— TASK BRIEF —
The listing has to be given again in full and exactly.
★ ★ ★ ★ ★ ★ ★
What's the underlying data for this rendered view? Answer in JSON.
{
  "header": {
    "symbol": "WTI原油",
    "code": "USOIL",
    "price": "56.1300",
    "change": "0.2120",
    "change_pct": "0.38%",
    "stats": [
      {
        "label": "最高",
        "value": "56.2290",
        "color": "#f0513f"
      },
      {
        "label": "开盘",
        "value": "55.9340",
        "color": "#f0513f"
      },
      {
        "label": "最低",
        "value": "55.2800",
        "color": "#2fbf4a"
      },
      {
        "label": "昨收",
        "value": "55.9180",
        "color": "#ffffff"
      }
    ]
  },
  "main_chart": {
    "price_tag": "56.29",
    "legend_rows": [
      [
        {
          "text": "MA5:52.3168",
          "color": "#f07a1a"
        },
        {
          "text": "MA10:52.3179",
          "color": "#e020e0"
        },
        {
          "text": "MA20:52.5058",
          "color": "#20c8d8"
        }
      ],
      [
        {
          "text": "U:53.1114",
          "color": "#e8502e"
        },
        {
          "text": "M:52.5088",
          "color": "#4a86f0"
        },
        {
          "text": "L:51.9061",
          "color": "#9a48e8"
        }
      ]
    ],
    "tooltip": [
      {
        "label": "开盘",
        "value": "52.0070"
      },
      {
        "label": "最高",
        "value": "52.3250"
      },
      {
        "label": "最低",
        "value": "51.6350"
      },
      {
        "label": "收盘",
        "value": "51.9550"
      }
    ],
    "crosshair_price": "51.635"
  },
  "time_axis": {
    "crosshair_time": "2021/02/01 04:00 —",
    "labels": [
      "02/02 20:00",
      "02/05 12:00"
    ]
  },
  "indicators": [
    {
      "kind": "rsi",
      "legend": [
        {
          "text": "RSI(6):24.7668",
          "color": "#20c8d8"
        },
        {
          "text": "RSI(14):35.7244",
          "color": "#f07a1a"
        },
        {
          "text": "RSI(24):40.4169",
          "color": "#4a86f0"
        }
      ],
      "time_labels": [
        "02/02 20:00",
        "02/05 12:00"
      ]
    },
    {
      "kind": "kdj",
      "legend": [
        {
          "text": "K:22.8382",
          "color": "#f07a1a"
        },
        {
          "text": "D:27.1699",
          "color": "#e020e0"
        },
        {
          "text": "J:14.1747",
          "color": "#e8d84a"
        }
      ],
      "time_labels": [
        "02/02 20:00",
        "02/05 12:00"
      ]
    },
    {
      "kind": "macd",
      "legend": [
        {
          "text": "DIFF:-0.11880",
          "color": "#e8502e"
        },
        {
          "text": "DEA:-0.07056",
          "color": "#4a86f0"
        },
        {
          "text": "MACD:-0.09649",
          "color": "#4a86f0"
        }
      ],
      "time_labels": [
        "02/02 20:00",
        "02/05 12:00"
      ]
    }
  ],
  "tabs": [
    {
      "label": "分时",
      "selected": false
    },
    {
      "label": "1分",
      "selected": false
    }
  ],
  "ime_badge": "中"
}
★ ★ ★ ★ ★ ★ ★
— ANSWER SPACE —
What's the underlying data for this rendered view? Answer in JSON.
{
  "header": {
    "symbol": "WTI原油",
    "code": "USOIL",
    "price": "56.1300",
    "change": "0.2120",
    "change_pct": "0.38%",
    "stats": [
      {
        "label": "最高",
        "value": "56.2290",
        "color": "#f0513f"
      },
      {
        "label": "开盘",
        "value": "55.9340",
        "color": "#f0513f"
      },
      {
        "label": "最低",
        "value": "55.2800",
        "color": "#2fbf4a"
      },
      {
        "label": "昨收",
        "value": "55.9180",
        "color": "#ffffff"
      }
    ]
  },
  "main_chart": {
    "price_tag": "56.29",
    "legend_rows": [
      [
        {
          "text": "MA5:52.3168",
          "color": "#f07a1a"
        },
        {
          "text": "MA10:52.3179",
          "color": "#e020e0"
        },
        {
          "text": "MA20:52.5058",
          "color": "#20c8d8"
        }
      ],
      [
        {
          "text": "U:53.1114",
          "color": "#e8502e"
        },
        {
          "text": "M:52.5088",
          "color": "#4a86f0"
        },
        {
          "text": "L:51.9061",
          "color": "#9a48e8"
        }
      ]
    ],
    "tooltip": [
      {
        "label": "开盘",
        "value": "52.0070"
      },
      {
        "label": "最高",
        "value": "52.3250"
      },
      {
        "label": "最低",
        "value": "51.6350"
      },
      {
        "label": "收盘",
        "value": "51.9550"
      }
    ],
    "crosshair_price": "51.635"
  },
  "time_axis": {
    "crosshair_time": "2021/02/01 04:00 —",
    "labels": [
      "02/02 20:00",
      "02/05 12:00"
    ]
  },
  "indicators": [
    {
      "kind": "rsi",
      "legend": [
        {
          "text": "RSI(6):24.7668",
          "color": "#20c8d8"
        },
        {
          "text": "RSI(14):35.7244",
          "color": "#f07a1a"
        },
        {
          "text": "RSI(24):40.4169",
          "color": "#4a86f0"
        }
      ],
      "time_labels": [
        "02/02 20:00",
        "02/05 12:00"
      ]
    },
    {
      "kind": "kdj",
      "legend": [
        {
          "text": "K:22.8382",
          "color": "#f07a1a"
        },
        {
          "text": "D:27.1699",
          "color": "#e020e0"
        },
        {
          "text": "J:14.1747",
          "color": "#e8d84a"
        }
      ],
      "time_labels": [
        "02/02 20:00",
        "02/05 12:00"
      ]
    },
    {
      "kind": "macd",
      "legend": [
        {
          "text": "DIFF:-0.11880",
          "color": "#e8502e"
        },
        {
          "text": "DEA:-0.07056",
          "color": "#4a86f0"
        },
        {
          "text": "MACD:-0.09649",
          "color": "#4a86f0"
        }
      ],
      "time_labels": [
        "02/02 20:00",
        "02/05 12:00"
      ]
    }
  ],
  "tabs": [
    {
      "label": "分时",
      "selected": false
    },
    {
      "label": "1分",
      "selected": false
    }
  ],
  "ime_badge": "中"
}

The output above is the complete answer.